DRA is now part of the Maine Phytoplankton Monitoring Program, which serves as a first alert system for the Maine Department of Marine Resources (DMR) Shellfish Sanitation Program. The object of the program is to monitor water samples for target species that have the potential to cause harmful algal blooms.

The monitoring program relies on DMR staff and a network of trained volunteers to take water samples and analyze them for the presence of certain species of phytoplankton which create toxins as a by-product of their metabolism.

If these phytoplankton are present in the estuary, there is a chance they can be ingested by local shellfish. And if people eat shellfish that have been feeding on these types of phytoplankton, sickness or death can result.

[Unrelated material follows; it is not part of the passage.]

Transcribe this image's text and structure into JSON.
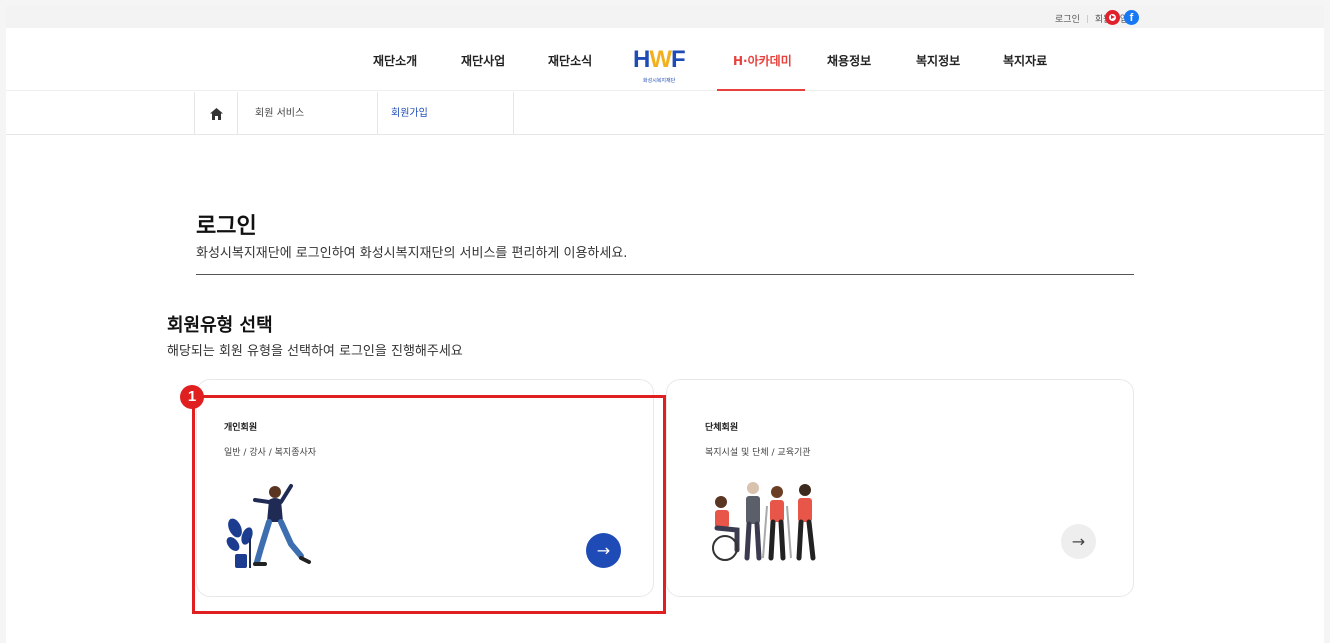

The phytoplankton monitoring program is not a regulatory program, but rather serves as a way to alert the DMR if the presence of any one of the species of concern is detected. The monitoring complements and informs DMR’s regular testing of shellfish tissue for toxins.

Locally, water samples are taken weekly at Pemaquid Point, where the Eastern Maine Coastal Current sweeps past.

This work is not for the faint of heart. “We were very happy not to be washed away by the waves at Pemaquid Point,” laughed DRA volunteer Dick MacKenzie. “Depending on the weather, it can be a difficult spot to do sampling.”

Once the water sample was collected, MacKenzie and co-volunteer Steve Wallace spent three hours looking at slides under the microscope at DRA’s water quality monitoring lab. Each slide is divided into 1000 squares, 200 of which are scanned for the presence of several potentially toxic species of phytoplankton. In addition, the volunteers are asked to identify the three most prevalent species observed within the set of 200 squares.

“Hopefully as we get better at identification we’ll get through it faster,” MacKenzie remarked.

volunteers looking into a microscope

DRA volunteer Dick MacKenzie observes phytoplankton under a microscope as co-volunteer Steve Wallace looks on.